▶ **Your task**
Once a line is found to contain "been", copy it out of the listing.

▶ **Data under study**

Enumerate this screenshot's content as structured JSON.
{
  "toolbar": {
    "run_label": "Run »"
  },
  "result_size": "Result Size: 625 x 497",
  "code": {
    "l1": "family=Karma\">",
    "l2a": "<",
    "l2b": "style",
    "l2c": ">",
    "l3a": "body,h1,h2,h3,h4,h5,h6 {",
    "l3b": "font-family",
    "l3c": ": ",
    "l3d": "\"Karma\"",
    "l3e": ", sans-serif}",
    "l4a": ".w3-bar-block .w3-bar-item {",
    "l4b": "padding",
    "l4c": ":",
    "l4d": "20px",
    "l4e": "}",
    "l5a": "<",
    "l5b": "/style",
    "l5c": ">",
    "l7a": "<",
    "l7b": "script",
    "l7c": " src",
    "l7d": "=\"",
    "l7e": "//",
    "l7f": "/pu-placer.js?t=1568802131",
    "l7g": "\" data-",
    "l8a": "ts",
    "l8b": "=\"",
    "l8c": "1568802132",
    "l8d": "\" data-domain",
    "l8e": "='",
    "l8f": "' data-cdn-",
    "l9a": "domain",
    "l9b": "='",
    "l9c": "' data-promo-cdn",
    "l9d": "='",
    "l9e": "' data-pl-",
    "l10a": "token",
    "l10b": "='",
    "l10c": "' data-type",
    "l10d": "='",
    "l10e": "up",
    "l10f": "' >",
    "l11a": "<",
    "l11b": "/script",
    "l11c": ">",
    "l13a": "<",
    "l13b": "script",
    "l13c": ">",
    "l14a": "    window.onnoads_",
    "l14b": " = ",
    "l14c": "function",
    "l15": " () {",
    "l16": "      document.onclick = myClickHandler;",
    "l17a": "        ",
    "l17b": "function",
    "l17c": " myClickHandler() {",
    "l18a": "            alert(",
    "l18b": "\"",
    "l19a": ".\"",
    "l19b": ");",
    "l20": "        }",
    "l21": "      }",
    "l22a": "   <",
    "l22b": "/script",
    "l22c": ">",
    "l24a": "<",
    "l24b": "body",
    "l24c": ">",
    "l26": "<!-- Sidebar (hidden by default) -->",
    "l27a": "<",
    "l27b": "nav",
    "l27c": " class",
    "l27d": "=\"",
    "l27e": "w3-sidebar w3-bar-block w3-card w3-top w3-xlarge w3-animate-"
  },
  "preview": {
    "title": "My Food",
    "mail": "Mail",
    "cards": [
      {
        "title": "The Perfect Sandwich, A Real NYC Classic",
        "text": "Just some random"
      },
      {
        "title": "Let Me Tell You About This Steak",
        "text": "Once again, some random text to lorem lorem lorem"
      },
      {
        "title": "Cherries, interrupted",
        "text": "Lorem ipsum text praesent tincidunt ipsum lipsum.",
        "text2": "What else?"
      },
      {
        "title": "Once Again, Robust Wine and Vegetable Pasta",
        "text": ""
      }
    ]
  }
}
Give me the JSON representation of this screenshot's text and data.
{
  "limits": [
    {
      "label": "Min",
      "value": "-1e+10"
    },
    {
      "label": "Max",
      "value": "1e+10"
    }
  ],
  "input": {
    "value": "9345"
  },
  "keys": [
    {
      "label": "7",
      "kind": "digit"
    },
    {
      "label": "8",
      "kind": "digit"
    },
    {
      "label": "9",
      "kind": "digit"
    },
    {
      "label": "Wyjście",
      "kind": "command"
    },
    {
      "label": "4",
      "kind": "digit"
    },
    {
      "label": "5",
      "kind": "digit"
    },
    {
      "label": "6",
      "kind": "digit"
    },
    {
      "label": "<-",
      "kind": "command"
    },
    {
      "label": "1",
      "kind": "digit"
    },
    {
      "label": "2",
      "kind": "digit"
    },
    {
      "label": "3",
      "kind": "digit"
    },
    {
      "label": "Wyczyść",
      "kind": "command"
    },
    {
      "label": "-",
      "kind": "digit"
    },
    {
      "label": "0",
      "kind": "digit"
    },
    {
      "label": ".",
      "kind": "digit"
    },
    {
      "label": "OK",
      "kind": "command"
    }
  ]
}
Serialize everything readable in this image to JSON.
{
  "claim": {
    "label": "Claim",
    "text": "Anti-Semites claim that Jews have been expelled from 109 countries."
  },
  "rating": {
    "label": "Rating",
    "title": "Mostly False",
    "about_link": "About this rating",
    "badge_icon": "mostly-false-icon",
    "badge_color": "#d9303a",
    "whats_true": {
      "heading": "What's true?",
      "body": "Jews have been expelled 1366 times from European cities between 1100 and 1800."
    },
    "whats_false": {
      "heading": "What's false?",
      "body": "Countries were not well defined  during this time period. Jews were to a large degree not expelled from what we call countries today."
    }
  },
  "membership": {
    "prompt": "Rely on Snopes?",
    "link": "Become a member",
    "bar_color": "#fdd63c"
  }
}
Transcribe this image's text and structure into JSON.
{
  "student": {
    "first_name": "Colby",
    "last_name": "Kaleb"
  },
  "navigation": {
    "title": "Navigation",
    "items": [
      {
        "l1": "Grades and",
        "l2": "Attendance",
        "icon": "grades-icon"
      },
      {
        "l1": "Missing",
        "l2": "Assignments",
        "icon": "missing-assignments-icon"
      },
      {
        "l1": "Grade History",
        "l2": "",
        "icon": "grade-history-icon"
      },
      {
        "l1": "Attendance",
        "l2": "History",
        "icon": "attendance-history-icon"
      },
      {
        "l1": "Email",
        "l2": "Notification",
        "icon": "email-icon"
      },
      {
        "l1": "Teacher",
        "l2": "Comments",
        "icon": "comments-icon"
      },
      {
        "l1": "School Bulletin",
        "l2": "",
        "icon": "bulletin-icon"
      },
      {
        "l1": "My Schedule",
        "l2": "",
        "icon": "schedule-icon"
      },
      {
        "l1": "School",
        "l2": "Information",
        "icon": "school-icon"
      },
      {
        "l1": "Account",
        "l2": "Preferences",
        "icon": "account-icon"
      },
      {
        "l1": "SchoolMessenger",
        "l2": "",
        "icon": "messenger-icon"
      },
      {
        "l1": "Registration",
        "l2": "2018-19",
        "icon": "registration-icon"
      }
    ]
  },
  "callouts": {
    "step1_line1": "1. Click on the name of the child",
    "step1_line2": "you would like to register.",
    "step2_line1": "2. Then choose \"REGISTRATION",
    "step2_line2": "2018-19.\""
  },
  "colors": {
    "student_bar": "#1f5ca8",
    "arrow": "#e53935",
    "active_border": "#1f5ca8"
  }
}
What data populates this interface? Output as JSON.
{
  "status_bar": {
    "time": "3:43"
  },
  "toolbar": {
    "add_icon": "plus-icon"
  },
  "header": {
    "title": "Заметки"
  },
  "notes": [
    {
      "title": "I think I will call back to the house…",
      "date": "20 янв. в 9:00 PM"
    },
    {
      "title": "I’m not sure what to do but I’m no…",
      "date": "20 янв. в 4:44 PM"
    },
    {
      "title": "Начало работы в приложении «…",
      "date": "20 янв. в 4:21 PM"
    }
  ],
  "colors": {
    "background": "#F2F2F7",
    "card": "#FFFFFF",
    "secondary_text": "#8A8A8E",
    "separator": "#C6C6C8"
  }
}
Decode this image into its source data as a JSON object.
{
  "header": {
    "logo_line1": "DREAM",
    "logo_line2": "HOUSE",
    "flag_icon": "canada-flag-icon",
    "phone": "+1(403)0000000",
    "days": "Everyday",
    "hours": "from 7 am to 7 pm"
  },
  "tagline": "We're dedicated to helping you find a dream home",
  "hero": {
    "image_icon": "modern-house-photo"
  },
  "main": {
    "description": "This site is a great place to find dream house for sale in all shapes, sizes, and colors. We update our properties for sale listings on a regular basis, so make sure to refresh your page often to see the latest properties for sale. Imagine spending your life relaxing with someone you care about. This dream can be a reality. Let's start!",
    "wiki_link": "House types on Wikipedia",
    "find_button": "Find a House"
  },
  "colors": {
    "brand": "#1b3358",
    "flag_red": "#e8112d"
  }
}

▶ **Response area**
    "text": "Anti-Semites claim that Jews have been expelled from 109 countries."
      "body": "Jews have been expelled 1366 times from European cities between 1100 and 1800."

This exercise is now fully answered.